In India, virtues come up in discussions of spirituality. Newspapers with broad readership have daily columns dedicated to it [for example, at right], and the writers, regardless of their faith, draw from a variety of traditions to make their point: Hindu, Buddhist, Christian, Muslim, Sikh, or secular humanist. People also readily engage in the topic. Here, for example, is the opening line of a real email that I once received from a man with a degree in electrical engineering from one of the world-renowned Indian Institutes of Technology. It was sent out to a mailing list of people interested in environmental issues:
Buddha, one day, was in deep thought about worldly activities and the ways of instilling goodness in human beings.
If you're anything like me, you suppressed a chuckle when you read this, or maybe you didn't even bother to suppress. I certainly chortled. Goodness in human beings?! Was he for real?
It's not clear, though, why this elicits a laugh. Don't we want goodness in human beings? Yet, something about the sheer earnestness collides with what must be an entrenched cynicism.
I can think of at least three kinds of cynicism that apply. First, there's what might be called biological cynicism -- a belief that human nature is fixed or sufficiently difficult to change that the effort isn't worthwhile. We can manipulate people's behaviors, but we can't expect people to change intrinsically.
Biological cynicism is built into influential models of policy. For example, classical economics models people as selfish, rational agents and stresses the importance of incentives like money. Behavioral economics has cast doubt on the rational-agent model, and economists readily concede that money isn't the only incentive -- people are said to have different preferences -- yet when policy-makers get down to business, money is the ultimate metric and often the favored instrument.

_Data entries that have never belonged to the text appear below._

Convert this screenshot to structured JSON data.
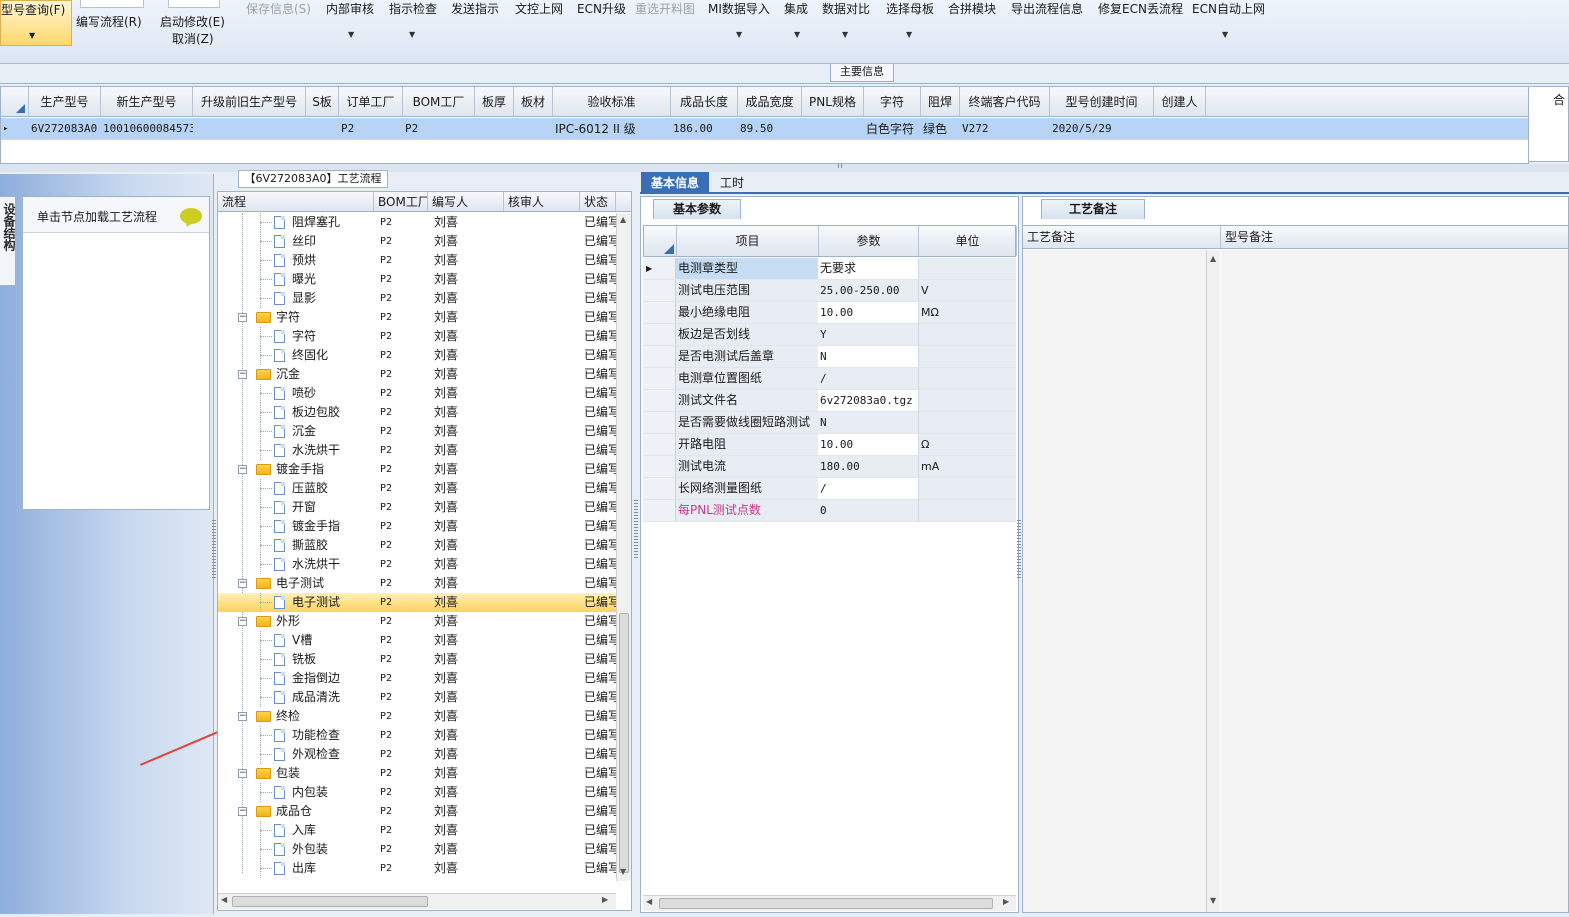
{
  "ribbon": {
    "items": [
      {
        "label": "型号查询(F)",
        "sub": "",
        "disabled": false,
        "dropdown": true
      },
      {
        "label": "编写流程(R)",
        "sub": "",
        "disabled": false,
        "dropdown": false
      },
      {
        "label": "启动修改(E)",
        "sub": "取消(Z)",
        "disabled": false,
        "dropdown": false
      },
      {
        "label": "保存信息(S)",
        "sub": "",
        "disabled": true,
        "dropdown": false
      },
      {
        "label": "内部审核",
        "sub": "",
        "disabled": false,
        "dropdown": true
      },
      {
        "label": "指示检查",
        "sub": "",
        "disabled": false,
        "dropdown": true
      },
      {
        "label": "发送指示",
        "sub": "",
        "disabled": false,
        "dropdown": false
      },
      {
        "label": "文控上网",
        "sub": "",
        "disabled": false,
        "dropdown": false
      },
      {
        "label": "ECN升级",
        "sub": "",
        "disabled": false,
        "dropdown": false
      },
      {
        "label": "重选开料图",
        "sub": "",
        "disabled": true,
        "dropdown": false
      },
      {
        "label": "MI数据导入",
        "sub": "",
        "disabled": false,
        "dropdown": true
      },
      {
        "label": "集成",
        "sub": "",
        "disabled": false,
        "dropdown": true
      },
      {
        "label": "数据对比",
        "sub": "",
        "disabled": false,
        "dropdown": true
      },
      {
        "label": "选择母板",
        "sub": "",
        "disabled": false,
        "dropdown": true
      },
      {
        "label": "合拼模块",
        "sub": "",
        "disabled": false,
        "dropdown": false
      },
      {
        "label": "导出流程信息",
        "sub": "",
        "disabled": false,
        "dropdown": false
      },
      {
        "label": "修复ECN丢流程",
        "sub": "",
        "disabled": false,
        "dropdown": false
      },
      {
        "label": "ECN自动上网",
        "sub": "",
        "disabled": false,
        "dropdown": true
      }
    ]
  },
  "main_info": {
    "tab_label": "主要信息",
    "columns": [
      "生产型号",
      "新生产型号",
      "升级前旧生产型号",
      "S板",
      "订单工厂",
      "BOM工厂",
      "板厚",
      "板材",
      "验收标准",
      "成品长度",
      "成品宽度",
      "PNL规格",
      "字符",
      "阻焊",
      "终端客户代码",
      "型号创建时间",
      "创建人"
    ],
    "row": [
      "6V272083A0",
      "10010600084573",
      "",
      "",
      "P2",
      "P2",
      "",
      "",
      "IPC-6012 II 级",
      "186.00",
      "89.50",
      "",
      "白色字符",
      "绿色",
      "V272",
      "2020/5/29",
      ""
    ],
    "right_header": "合"
  },
  "left_nav": {
    "vertical_tab": "设备结构",
    "node_hint": "单击节点加载工艺流程"
  },
  "process": {
    "title": "【6V272083A0】工艺流程",
    "columns": [
      "流程",
      "BOM工厂",
      "编写人",
      "核审人",
      "状态"
    ],
    "rows": [
      {
        "name": "阻焊塞孔",
        "level": 1,
        "folder": false,
        "factory": "P2",
        "writer": "刘喜",
        "reviewer": "",
        "status": "已编写"
      },
      {
        "name": "丝印",
        "level": 1,
        "folder": false,
        "factory": "P2",
        "writer": "刘喜",
        "reviewer": "",
        "status": "已编写"
      },
      {
        "name": "预烘",
        "level": 1,
        "folder": false,
        "factory": "P2",
        "writer": "刘喜",
        "reviewer": "",
        "status": "已编写"
      },
      {
        "name": "曝光",
        "level": 1,
        "folder": false,
        "factory": "P2",
        "writer": "刘喜",
        "reviewer": "",
        "status": "已编写"
      },
      {
        "name": "显影",
        "level": 1,
        "folder": false,
        "factory": "P2",
        "writer": "刘喜",
        "reviewer": "",
        "status": "已编写"
      },
      {
        "name": "字符",
        "level": 0,
        "folder": true,
        "factory": "P2",
        "writer": "刘喜",
        "reviewer": "",
        "status": "已编写"
      },
      {
        "name": "字符",
        "level": 1,
        "folder": false,
        "factory": "P2",
        "writer": "刘喜",
        "reviewer": "",
        "status": "已编写"
      },
      {
        "name": "终固化",
        "level": 1,
        "folder": false,
        "factory": "P2",
        "writer": "刘喜",
        "reviewer": "",
        "status": "已编写"
      },
      {
        "name": "沉金",
        "level": 0,
        "folder": true,
        "factory": "P2",
        "writer": "刘喜",
        "reviewer": "",
        "status": "已编写"
      },
      {
        "name": "喷砂",
        "level": 1,
        "folder": false,
        "factory": "P2",
        "writer": "刘喜",
        "reviewer": "",
        "status": "已编写"
      },
      {
        "name": "板边包胶",
        "level": 1,
        "folder": false,
        "factory": "P2",
        "writer": "刘喜",
        "reviewer": "",
        "status": "已编写"
      },
      {
        "name": "沉金",
        "level": 1,
        "folder": false,
        "factory": "P2",
        "writer": "刘喜",
        "reviewer": "",
        "status": "已编写"
      },
      {
        "name": "水洗烘干",
        "level": 1,
        "folder": false,
        "factory": "P2",
        "writer": "刘喜",
        "reviewer": "",
        "status": "已编写"
      },
      {
        "name": "镀金手指",
        "level": 0,
        "folder": true,
        "factory": "P2",
        "writer": "刘喜",
        "reviewer": "",
        "status": "已编写"
      },
      {
        "name": "压蓝胶",
        "level": 1,
        "folder": false,
        "factory": "P2",
        "writer": "刘喜",
        "reviewer": "",
        "status": "已编写"
      },
      {
        "name": "开窗",
        "level": 1,
        "folder": false,
        "factory": "P2",
        "writer": "刘喜",
        "reviewer": "",
        "status": "已编写"
      },
      {
        "name": "镀金手指",
        "level": 1,
        "folder": false,
        "factory": "P2",
        "writer": "刘喜",
        "reviewer": "",
        "status": "已编写"
      },
      {
        "name": "撕蓝胶",
        "level": 1,
        "folder": false,
        "factory": "P2",
        "writer": "刘喜",
        "reviewer": "",
        "status": "已编写"
      },
      {
        "name": "水洗烘干",
        "level": 1,
        "folder": false,
        "factory": "P2",
        "writer": "刘喜",
        "reviewer": "",
        "status": "已编写"
      },
      {
        "name": "电子测试",
        "level": 0,
        "folder": true,
        "factory": "P2",
        "writer": "刘喜",
        "reviewer": "",
        "status": "已编写"
      },
      {
        "name": "电子测试",
        "level": 1,
        "folder": false,
        "factory": "P2",
        "writer": "刘喜",
        "reviewer": "",
        "status": "已编写",
        "selected": true
      },
      {
        "name": "外形",
        "level": 0,
        "folder": true,
        "factory": "P2",
        "writer": "刘喜",
        "reviewer": "",
        "status": "已编写"
      },
      {
        "name": "V槽",
        "level": 1,
        "folder": false,
        "factory": "P2",
        "writer": "刘喜",
        "reviewer": "",
        "status": "已编写"
      },
      {
        "name": "铣板",
        "level": 1,
        "folder": false,
        "factory": "P2",
        "writer": "刘喜",
        "reviewer": "",
        "status": "已编写"
      },
      {
        "name": "金指倒边",
        "level": 1,
        "folder": false,
        "factory": "P2",
        "writer": "刘喜",
        "reviewer": "",
        "status": "已编写"
      },
      {
        "name": "成品清洗",
        "level": 1,
        "folder": false,
        "factory": "P2",
        "writer": "刘喜",
        "reviewer": "",
        "status": "已编写"
      },
      {
        "name": "终检",
        "level": 0,
        "folder": true,
        "factory": "P2",
        "writer": "刘喜",
        "reviewer": "",
        "status": "已编写"
      },
      {
        "name": "功能检查",
        "level": 1,
        "folder": false,
        "factory": "P2",
        "writer": "刘喜",
        "reviewer": "",
        "status": "已编写"
      },
      {
        "name": "外观检查",
        "level": 1,
        "folder": false,
        "factory": "P2",
        "writer": "刘喜",
        "reviewer": "",
        "status": "已编写"
      },
      {
        "name": "包装",
        "level": 0,
        "folder": true,
        "factory": "P2",
        "writer": "刘喜",
        "reviewer": "",
        "status": "已编写"
      },
      {
        "name": "内包装",
        "level": 1,
        "folder": false,
        "factory": "P2",
        "writer": "刘喜",
        "reviewer": "",
        "status": "已编写"
      },
      {
        "name": "成品仓",
        "level": 0,
        "folder": true,
        "factory": "P2",
        "writer": "刘喜",
        "reviewer": "",
        "status": "已编写"
      },
      {
        "name": "入库",
        "level": 1,
        "folder": false,
        "factory": "P2",
        "writer": "刘喜",
        "reviewer": "",
        "status": "已编写"
      },
      {
        "name": "外包装",
        "level": 1,
        "folder": false,
        "factory": "P2",
        "writer": "刘喜",
        "reviewer": "",
        "status": "已编写"
      },
      {
        "name": "出库",
        "level": 1,
        "folder": false,
        "factory": "P2",
        "writer": "刘喜",
        "reviewer": "",
        "status": "已编写"
      }
    ]
  },
  "tabs": {
    "basic": "基本信息",
    "work": "工时"
  },
  "params": {
    "tab": "基本参数",
    "columns": [
      "项目",
      "参数",
      "单位"
    ],
    "rows": [
      {
        "item": "电测章类型",
        "value": "无要求",
        "unit": ""
      },
      {
        "item": "测试电压范围",
        "value": "25.00-250.00",
        "unit": "V"
      },
      {
        "item": "最小绝缘电阻",
        "value": "10.00",
        "unit": "MΩ"
      },
      {
        "item": "板边是否划线",
        "value": "Y",
        "unit": ""
      },
      {
        "item": "是否电测试后盖章",
        "value": "N",
        "unit": ""
      },
      {
        "item": "电测章位置图纸",
        "value": "/",
        "unit": ""
      },
      {
        "item": "测试文件名",
        "value": "6v272083a0.tgz",
        "unit": ""
      },
      {
        "item": "是否需要做线圈短路测试",
        "value": "N",
        "unit": ""
      },
      {
        "item": "开路电阻",
        "value": "10.00",
        "unit": "Ω"
      },
      {
        "item": "测试电流",
        "value": "180.00",
        "unit": "mA"
      },
      {
        "item": "长网络测量图纸",
        "value": "/",
        "unit": ""
      },
      {
        "item": "每PNL测试点数",
        "value": "0",
        "unit": ""
      }
    ]
  },
  "notes": {
    "tab": "工艺备注",
    "col1": "工艺备注",
    "col2": "型号备注"
  },
  "colors": {
    "accent": "#3a6fb8",
    "selected_row": "#b7d3f5",
    "selected_tree": "#ffd25e",
    "annotation_arrow": "#e0443a",
    "highlight_item": "#c33b8c"
  }
}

For most people, though, money is neither the only concern nor the primary concern. The best evidence for this is economists themselves: Here are a set of smart people who are the world's experts on money. If economists were exemplars of their own models, there shouldn't be economists off of Wall Street.
What's more, preferences evolve, often accompanied by new virtues. Among economists I know who've held jobs in banking and finance, several have quit to pursue less lucrative careers, citing desires for more autonomy, intellectual reward, family time, or social impact, all of which reveal additional virtues beyond industriousness.
Of course, it's not just economists. People can and do change.
Second, there's a secular cynicism, the repulsion that some people have for anything that smells of religion. Virtue reeks of it. If you have a disinclination for organized religion, it doesn't help that churchgoers embrace a rhetoric of virtues or that lists of virtues often include traits like chastity.